 According to the North Central Regional Education Laboratory publication, Keeping Pace with K-12 Online Learning (NCREL® 2004), public virtual education arises in five basic types of administrative structures: statewide supplemental programs, district-level supplemental programs, single-district cyberschools, multidistrict cyberschools, and cyber charter schools. While a wide range of configurations exist within these basic categories (such as exclusively virtual schools versus schools that mix virtual and traditional offerings), some features are common to each category and help describe the range of public virtual education programs: 

  •  Statewide supplemental programs offer courses to students enrolled in a traditional school or a cyberschool anywhere in the state. These programs are authorized in some way by state-level authority (for example, a state education agency regulation or a state law) to operate on a statewide basis.  
  •  District-level supplemental programs offer courses to students enrolled in a traditional school within a single district. These programs exist in many states, but they are not always monitored by state education agencies because they are operated within   autonomous districts.  
  •  Single-district cyberschools are run as stand-alone schools by individual school districts for district residents seeking an alternative to the physical school environment. They are often housed within one of the district's physical schools. In most states, the number of students enrolled in single-district cyberschools is quite small, but the these programs are growing rapidly in size and number as school districts seek to retain students they may otherwise lose to multidistrict cyberschools.  
  •  Multidistrict cyberschools are operated by, or chartered within, individual school districts, but they enroll students from several or many school districts throughout a state. These programs represent the largest growth sector in elementary/secondary online learning.  

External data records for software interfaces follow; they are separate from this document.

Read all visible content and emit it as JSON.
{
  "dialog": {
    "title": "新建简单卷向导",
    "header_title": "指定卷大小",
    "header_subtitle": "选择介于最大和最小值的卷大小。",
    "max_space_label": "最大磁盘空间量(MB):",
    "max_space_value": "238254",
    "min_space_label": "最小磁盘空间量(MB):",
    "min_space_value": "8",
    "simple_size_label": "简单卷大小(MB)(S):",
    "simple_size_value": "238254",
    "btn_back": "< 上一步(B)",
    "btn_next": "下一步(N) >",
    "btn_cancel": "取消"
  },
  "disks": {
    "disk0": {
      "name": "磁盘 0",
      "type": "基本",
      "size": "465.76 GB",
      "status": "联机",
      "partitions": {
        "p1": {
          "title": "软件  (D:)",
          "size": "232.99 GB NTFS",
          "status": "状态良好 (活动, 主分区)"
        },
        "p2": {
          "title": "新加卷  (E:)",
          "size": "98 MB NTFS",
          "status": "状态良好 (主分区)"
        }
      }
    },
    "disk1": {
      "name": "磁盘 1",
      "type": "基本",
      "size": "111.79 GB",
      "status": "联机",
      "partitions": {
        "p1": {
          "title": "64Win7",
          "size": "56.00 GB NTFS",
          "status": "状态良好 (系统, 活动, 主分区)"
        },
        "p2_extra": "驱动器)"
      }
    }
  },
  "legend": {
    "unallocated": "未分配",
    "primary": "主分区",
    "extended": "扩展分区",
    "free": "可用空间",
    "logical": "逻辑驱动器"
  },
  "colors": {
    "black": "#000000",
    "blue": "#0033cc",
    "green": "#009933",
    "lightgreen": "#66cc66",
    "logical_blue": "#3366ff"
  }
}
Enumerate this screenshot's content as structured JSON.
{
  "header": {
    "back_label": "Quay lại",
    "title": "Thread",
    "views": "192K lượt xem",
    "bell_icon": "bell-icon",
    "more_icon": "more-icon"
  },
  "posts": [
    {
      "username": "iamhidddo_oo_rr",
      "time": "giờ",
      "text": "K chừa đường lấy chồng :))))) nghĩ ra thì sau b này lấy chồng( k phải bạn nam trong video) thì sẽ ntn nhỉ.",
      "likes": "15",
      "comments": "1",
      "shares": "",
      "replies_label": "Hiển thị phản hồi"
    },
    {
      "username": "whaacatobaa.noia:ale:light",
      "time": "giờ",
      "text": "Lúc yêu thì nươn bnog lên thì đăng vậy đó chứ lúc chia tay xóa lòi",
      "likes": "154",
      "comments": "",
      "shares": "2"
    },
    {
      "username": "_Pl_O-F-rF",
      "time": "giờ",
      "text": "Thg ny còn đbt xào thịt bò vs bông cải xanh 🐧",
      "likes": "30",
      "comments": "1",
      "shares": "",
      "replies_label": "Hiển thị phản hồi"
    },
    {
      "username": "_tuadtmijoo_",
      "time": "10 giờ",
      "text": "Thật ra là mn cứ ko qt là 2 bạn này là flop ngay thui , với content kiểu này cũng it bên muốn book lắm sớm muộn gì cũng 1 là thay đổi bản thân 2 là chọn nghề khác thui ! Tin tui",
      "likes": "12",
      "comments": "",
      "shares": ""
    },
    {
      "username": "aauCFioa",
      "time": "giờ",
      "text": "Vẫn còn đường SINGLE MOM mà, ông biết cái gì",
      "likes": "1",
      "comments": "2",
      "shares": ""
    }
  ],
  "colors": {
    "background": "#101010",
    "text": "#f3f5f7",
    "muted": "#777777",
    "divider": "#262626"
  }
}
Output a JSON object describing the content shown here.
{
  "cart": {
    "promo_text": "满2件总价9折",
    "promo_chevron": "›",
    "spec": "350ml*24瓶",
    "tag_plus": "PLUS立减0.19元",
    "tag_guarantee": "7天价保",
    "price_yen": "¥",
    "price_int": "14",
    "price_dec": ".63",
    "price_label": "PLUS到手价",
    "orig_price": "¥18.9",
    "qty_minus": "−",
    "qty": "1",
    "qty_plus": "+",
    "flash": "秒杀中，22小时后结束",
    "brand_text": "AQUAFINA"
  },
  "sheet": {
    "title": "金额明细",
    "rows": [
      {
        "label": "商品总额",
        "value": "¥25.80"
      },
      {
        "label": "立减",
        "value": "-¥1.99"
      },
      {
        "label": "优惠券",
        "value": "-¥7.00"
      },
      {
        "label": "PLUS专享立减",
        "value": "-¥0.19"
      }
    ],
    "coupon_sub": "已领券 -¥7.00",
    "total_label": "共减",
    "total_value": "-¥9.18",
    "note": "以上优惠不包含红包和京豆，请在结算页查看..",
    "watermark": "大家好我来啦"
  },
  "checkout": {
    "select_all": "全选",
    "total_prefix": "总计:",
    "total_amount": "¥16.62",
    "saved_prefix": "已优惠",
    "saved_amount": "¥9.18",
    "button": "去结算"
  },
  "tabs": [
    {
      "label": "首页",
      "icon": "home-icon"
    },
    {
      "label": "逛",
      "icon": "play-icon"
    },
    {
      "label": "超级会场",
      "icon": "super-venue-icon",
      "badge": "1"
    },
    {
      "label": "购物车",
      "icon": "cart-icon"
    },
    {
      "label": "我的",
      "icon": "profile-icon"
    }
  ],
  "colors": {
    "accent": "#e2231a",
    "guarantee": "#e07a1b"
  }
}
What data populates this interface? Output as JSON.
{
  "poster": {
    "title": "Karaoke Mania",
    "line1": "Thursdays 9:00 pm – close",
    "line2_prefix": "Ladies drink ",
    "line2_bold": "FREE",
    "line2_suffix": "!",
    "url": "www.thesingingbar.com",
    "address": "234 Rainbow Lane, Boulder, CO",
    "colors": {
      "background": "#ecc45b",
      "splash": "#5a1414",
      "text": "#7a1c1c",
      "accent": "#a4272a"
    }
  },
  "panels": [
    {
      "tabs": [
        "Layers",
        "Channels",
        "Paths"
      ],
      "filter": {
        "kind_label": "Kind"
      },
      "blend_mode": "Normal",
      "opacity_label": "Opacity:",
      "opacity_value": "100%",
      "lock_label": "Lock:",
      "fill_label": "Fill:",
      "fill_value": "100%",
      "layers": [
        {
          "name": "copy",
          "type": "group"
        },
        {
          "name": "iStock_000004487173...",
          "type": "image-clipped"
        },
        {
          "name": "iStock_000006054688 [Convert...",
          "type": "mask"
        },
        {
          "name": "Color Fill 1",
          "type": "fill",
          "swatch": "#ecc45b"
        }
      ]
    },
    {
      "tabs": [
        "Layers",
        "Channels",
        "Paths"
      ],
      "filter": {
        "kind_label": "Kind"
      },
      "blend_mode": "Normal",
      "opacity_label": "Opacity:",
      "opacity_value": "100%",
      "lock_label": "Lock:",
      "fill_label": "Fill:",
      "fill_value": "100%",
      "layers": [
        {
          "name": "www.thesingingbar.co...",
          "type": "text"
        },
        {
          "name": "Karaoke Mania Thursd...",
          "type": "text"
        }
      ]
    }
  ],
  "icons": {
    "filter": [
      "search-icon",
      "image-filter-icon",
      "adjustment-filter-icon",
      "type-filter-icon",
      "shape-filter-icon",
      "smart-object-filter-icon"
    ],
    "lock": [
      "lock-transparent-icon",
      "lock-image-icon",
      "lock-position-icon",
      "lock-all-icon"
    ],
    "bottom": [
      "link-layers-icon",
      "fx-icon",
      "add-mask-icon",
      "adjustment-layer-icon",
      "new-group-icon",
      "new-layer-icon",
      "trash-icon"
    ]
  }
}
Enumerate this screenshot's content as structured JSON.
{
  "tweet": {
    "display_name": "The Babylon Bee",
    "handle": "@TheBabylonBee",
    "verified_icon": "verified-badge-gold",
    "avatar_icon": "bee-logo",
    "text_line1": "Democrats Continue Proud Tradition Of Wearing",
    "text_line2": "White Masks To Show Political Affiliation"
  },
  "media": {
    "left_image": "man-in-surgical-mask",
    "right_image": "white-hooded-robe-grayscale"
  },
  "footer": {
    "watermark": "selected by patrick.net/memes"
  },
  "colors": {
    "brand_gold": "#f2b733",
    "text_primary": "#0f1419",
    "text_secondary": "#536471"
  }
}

  •  Cyber charter schools exist in many states that allow charter schools. They are chartered within a single district but usually operate as multidistrict cyberschools. Cyber charter schools are sometimes operated by commercial vendors. Some states have enacted legislation specifying expectations for these schools with regard to program quality and accessibility. Other states apply general charter school laws and regulations to cyber charter schools.